Problem details:
Only an exact copy of the records, from the line with "Output a JSON" through the last line, is wanted.
*** Opening of Dataset entries ***
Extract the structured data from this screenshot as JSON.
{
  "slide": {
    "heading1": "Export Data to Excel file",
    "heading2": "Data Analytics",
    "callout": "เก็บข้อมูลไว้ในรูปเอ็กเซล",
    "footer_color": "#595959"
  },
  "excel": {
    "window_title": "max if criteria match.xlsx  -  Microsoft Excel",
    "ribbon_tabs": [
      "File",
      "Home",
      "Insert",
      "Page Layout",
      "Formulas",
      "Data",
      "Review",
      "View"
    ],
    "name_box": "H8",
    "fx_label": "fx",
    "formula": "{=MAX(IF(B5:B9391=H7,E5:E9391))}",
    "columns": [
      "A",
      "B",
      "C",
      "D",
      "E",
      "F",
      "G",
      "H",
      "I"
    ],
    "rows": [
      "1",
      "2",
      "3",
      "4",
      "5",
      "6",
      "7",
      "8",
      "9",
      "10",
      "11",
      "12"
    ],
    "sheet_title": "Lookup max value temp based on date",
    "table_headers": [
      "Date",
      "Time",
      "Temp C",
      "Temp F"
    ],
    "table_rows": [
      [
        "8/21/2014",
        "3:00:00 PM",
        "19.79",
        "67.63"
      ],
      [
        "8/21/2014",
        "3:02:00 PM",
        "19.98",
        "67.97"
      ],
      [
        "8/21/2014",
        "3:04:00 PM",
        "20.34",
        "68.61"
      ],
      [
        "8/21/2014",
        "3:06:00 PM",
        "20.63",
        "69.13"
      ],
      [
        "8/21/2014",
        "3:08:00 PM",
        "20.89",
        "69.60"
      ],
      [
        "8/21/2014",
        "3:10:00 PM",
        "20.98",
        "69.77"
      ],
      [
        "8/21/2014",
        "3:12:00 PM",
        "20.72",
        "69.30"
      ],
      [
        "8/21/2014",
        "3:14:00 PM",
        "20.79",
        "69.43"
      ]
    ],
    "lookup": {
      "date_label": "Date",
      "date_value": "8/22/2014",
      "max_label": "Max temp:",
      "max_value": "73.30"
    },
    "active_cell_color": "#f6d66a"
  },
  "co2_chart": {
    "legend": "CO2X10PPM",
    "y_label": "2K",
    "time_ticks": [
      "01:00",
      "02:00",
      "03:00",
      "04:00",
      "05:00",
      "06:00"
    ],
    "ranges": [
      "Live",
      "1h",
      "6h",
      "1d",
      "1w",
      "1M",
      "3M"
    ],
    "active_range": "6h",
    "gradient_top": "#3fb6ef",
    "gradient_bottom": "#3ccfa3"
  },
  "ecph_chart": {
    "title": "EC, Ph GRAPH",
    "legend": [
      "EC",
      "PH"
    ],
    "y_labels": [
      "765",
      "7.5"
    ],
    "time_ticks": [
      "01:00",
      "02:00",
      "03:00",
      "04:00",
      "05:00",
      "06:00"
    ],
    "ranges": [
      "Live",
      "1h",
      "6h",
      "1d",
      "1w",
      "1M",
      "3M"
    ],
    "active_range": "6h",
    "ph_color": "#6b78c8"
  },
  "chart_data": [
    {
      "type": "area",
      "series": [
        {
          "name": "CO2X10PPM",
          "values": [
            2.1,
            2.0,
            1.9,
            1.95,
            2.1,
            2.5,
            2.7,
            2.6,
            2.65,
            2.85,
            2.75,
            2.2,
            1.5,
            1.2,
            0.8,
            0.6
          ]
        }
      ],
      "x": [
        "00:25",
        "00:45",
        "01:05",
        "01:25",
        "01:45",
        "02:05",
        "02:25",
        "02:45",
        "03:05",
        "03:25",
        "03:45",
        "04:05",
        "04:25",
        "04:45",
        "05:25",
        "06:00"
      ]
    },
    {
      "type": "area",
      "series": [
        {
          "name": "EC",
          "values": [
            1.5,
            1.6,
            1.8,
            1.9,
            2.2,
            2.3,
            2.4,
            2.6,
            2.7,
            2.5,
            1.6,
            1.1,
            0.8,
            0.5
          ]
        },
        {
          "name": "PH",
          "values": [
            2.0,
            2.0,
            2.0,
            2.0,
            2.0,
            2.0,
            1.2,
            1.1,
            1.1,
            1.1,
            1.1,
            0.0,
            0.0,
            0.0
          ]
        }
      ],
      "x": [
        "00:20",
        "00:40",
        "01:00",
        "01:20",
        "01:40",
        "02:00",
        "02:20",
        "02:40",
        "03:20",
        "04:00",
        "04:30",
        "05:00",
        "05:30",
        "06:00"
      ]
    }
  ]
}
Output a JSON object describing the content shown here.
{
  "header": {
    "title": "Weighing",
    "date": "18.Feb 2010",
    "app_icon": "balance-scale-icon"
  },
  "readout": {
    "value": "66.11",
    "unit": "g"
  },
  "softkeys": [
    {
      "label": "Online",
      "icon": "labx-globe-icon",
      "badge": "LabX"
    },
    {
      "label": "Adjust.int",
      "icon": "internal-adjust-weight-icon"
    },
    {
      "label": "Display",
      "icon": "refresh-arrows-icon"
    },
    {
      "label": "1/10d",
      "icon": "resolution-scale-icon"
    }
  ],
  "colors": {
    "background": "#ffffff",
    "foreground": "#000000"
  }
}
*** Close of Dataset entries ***
Exercise answer:
Output a JSON object describing the content shown here.
{
  "header": {
    "title": "Weighing",
    "date": "18.Feb 2010",
    "app_icon": "balance-scale-icon"
  },
  "readout": {
    "value": "66.11",
    "unit": "g"
  },
  "softkeys": [
    {
      "label": "Online",
      "icon": "labx-globe-icon",
      "badge": "LabX"
    },
    {
      "label": "Adjust.int",
      "icon": "internal-adjust-weight-icon"
    },
    {
      "label": "Display",
      "icon": "refresh-arrows-icon"
    },
    {
      "label": "1/10d",
      "icon": "resolution-scale-icon"
    }
  ],
  "colors": {
    "background": "#ffffff",
    "foreground": "#000000"
  }
}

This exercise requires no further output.